Phytophthora rot develops from the tip of the bean, forming water soaked lesion, which slowly extends towards the pedicel becoming darker green. The eventual necrosis extends to the whole bunch of beans, sometimes exhibiting abundant external growth of mycelium. In advanced stages of infection the rotting advances to the stem, leaves, aerial roots and extends to the entire vine. Eventually the whole vine decays and the entire plant perish.

Phytophthora bean rot

Sclerotium rot of vanilla

The disease is reported in India and Indonesia.

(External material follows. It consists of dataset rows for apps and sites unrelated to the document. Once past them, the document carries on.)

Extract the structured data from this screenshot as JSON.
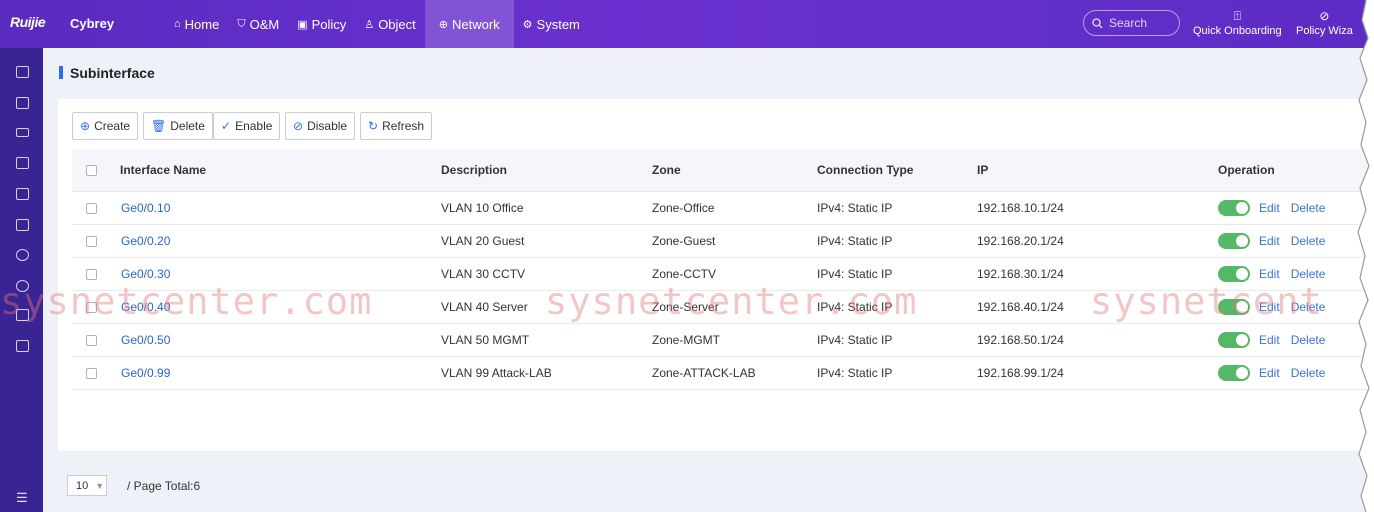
{
  "brand": {
    "logo": "Ruijie",
    "product": "Cybrey"
  },
  "nav": [
    {
      "label": "Home",
      "icon": "home-icon",
      "glyph": "⌂",
      "active": false
    },
    {
      "label": "O&M",
      "icon": "shield-icon",
      "glyph": "⛉",
      "active": false
    },
    {
      "label": "Policy",
      "icon": "policy-icon",
      "glyph": "▣",
      "active": false
    },
    {
      "label": "Object",
      "icon": "user-icon",
      "glyph": "♙",
      "active": false
    },
    {
      "label": "Network",
      "icon": "globe-icon",
      "glyph": "⊕",
      "active": true
    },
    {
      "label": "System",
      "icon": "gear-icon",
      "glyph": "⚙",
      "active": false
    }
  ],
  "search": {
    "placeholder": "Search"
  },
  "tools": {
    "quick_onboarding": "Quick Onboarding",
    "policy_wizard": "Policy Wiza"
  },
  "page": {
    "title": "Subinterface"
  },
  "toolbar": {
    "create": "Create",
    "delete": "Delete",
    "enable": "Enable",
    "disable": "Disable",
    "refresh": "Refresh"
  },
  "table": {
    "columns": {
      "name": "Interface Name",
      "description": "Description",
      "zone": "Zone",
      "connection_type": "Connection Type",
      "ip": "IP",
      "operation": "Operation"
    },
    "rows": [
      {
        "name": "Ge0/0.10",
        "description": "VLAN 10 Office",
        "zone": "Zone-Office",
        "connection_type": "IPv4: Static IP",
        "ip": "192.168.10.1/24",
        "enabled": true,
        "edit": "Edit",
        "delete": "Delete"
      },
      {
        "name": "Ge0/0.20",
        "description": "VLAN 20 Guest",
        "zone": "Zone-Guest",
        "connection_type": "IPv4: Static IP",
        "ip": "192.168.20.1/24",
        "enabled": true,
        "edit": "Edit",
        "delete": "Delete"
      },
      {
        "name": "Ge0/0.30",
        "description": "VLAN 30 CCTV",
        "zone": "Zone-CCTV",
        "connection_type": "IPv4: Static IP",
        "ip": "192.168.30.1/24",
        "enabled": true,
        "edit": "Edit",
        "delete": "Delete"
      },
      {
        "name": "Ge0/0.40",
        "description": "VLAN 40 Server",
        "zone": "Zone-Server",
        "connection_type": "IPv4: Static IP",
        "ip": "192.168.40.1/24",
        "enabled": true,
        "edit": "Edit",
        "delete": "Delete"
      },
      {
        "name": "Ge0/0.50",
        "description": "VLAN 50 MGMT",
        "zone": "Zone-MGMT",
        "connection_type": "IPv4: Static IP",
        "ip": "192.168.50.1/24",
        "enabled": true,
        "edit": "Edit",
        "delete": "Delete"
      },
      {
        "name": "Ge0/0.99",
        "description": "VLAN 99 Attack-LAB",
        "zone": "Zone-ATTACK-LAB",
        "connection_type": "IPv4: Static IP",
        "ip": "192.168.99.1/24",
        "enabled": true,
        "edit": "Edit",
        "delete": "Delete"
      }
    ]
  },
  "pagination": {
    "page_size": "10",
    "total_text": "/ Page Total:6"
  },
  "watermark": [
    "sysnetcenter.com",
    "sysnetcenter.com",
    "sysnetcent"
  ],
  "colors": {
    "topbar": "#5a2bc0",
    "sidebar": "#3a2393",
    "accent": "#2c6fe8",
    "toggle_on": "#54b867",
    "link": "#2c64c7"
  }
}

Presence of white mycelium around the infested plant parts and light brown sclerotia on basal stems and surrounding soil surface are characteristic diagnostic symptoms. The rotting initiates from the bean tips and advance towards the stalk regions. The infected beans show rotting symptoms with deep sunken wound like areas, which appears reddish brown in colour. Running threads of fungal mat is seen on the leaves and beans and rarely on stem also.

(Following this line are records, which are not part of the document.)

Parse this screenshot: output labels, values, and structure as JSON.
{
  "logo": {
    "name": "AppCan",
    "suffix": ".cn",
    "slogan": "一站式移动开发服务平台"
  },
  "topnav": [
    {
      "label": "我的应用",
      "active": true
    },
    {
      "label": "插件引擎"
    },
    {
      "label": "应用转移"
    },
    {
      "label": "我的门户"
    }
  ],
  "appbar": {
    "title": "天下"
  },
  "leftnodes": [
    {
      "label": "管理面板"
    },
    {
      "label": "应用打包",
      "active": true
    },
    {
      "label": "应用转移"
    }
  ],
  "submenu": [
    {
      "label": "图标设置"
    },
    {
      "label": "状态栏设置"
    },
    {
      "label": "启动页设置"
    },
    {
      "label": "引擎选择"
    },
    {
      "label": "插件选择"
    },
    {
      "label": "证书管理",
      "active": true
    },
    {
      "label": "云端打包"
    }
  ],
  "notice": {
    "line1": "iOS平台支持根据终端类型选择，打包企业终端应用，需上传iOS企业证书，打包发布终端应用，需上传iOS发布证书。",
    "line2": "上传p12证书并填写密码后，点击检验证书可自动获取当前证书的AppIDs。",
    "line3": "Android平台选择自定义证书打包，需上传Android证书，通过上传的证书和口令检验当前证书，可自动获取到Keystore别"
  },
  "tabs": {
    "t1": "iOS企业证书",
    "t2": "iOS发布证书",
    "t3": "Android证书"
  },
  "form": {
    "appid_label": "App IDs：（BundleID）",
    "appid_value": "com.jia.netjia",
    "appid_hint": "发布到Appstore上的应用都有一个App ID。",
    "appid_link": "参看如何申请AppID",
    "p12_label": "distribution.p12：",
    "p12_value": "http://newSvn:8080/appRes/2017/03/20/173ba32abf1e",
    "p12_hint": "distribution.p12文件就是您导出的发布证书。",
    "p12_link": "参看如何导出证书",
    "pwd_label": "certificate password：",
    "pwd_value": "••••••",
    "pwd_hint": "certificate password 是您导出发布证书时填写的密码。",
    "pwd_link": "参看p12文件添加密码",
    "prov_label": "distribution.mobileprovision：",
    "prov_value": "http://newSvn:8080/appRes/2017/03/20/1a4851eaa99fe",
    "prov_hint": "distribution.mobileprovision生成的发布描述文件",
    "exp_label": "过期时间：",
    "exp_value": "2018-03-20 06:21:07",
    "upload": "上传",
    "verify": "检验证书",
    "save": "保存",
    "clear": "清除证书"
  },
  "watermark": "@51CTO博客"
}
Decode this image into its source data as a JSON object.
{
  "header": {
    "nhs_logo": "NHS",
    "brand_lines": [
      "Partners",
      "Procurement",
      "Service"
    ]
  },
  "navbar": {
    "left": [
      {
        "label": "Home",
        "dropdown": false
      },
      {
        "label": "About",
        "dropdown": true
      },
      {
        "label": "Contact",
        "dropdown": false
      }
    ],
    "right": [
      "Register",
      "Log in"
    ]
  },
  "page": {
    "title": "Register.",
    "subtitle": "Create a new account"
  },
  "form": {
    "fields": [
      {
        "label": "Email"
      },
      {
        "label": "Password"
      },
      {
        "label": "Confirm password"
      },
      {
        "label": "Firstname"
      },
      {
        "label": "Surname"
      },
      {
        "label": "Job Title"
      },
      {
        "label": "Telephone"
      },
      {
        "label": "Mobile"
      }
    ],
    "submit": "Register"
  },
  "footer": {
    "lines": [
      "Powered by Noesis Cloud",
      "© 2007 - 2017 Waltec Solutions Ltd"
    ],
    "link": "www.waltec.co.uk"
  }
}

Excess shade, continuous heavy rains, overcrowding of vines, waterlogged conditions and the presence of pathogen inoculums in the field are predisposing factors of bean rot. Dormant structures called sclerotia can persist in the soil for years.  These structures are easily spread by rain water splash and run off. Under favorable environmental conditions, the sclerotia germinate and form mycelia mats, which colonize the host tissue.


Remove and destroy infected plant parts and mulch during rainy season. Regulate shade during monsoon period in order to prevent excess shade. Allow at least 30-50% light to fall on the vines. Spray Bordeaux mixture (1%) and drench soil with 0.25% copper oxychloride 2-3 times depending on the severity of infection and as a prophylactic measure. If rotting is due to Sclerotium, carbendazim-mancozeb mixture 0.25% can be sprayed twice at 15 days interval. 


Anandaraj, M., Rema, J., Sasikumar, B. and. Suseela Bhai, R. (2005) Vanilla (extension pamphlet). Rajeev P. and Dinesh, R. (eds), Indian Institute of Spices Research. R Suseela Bhai & Jithya Dhanesh. Occurrence of fungal diseases in vanilla (Vanilla planifolia andrews) in Kerala. Journal of Spices and Aromatic Crops, Volume 17 (2) : 140-148 (2008). Janice Y. Uchida. Farm and Forestry Production and Marketing Profile for Vanilla (Vanilla planifolia). Specialty Crops for Pacific Island Agroforestry ( Vanilla- KAU Agri-Infotech Portal, Centre for E-Learning, Kerala Agricultural University. TNAU Agritech Portal.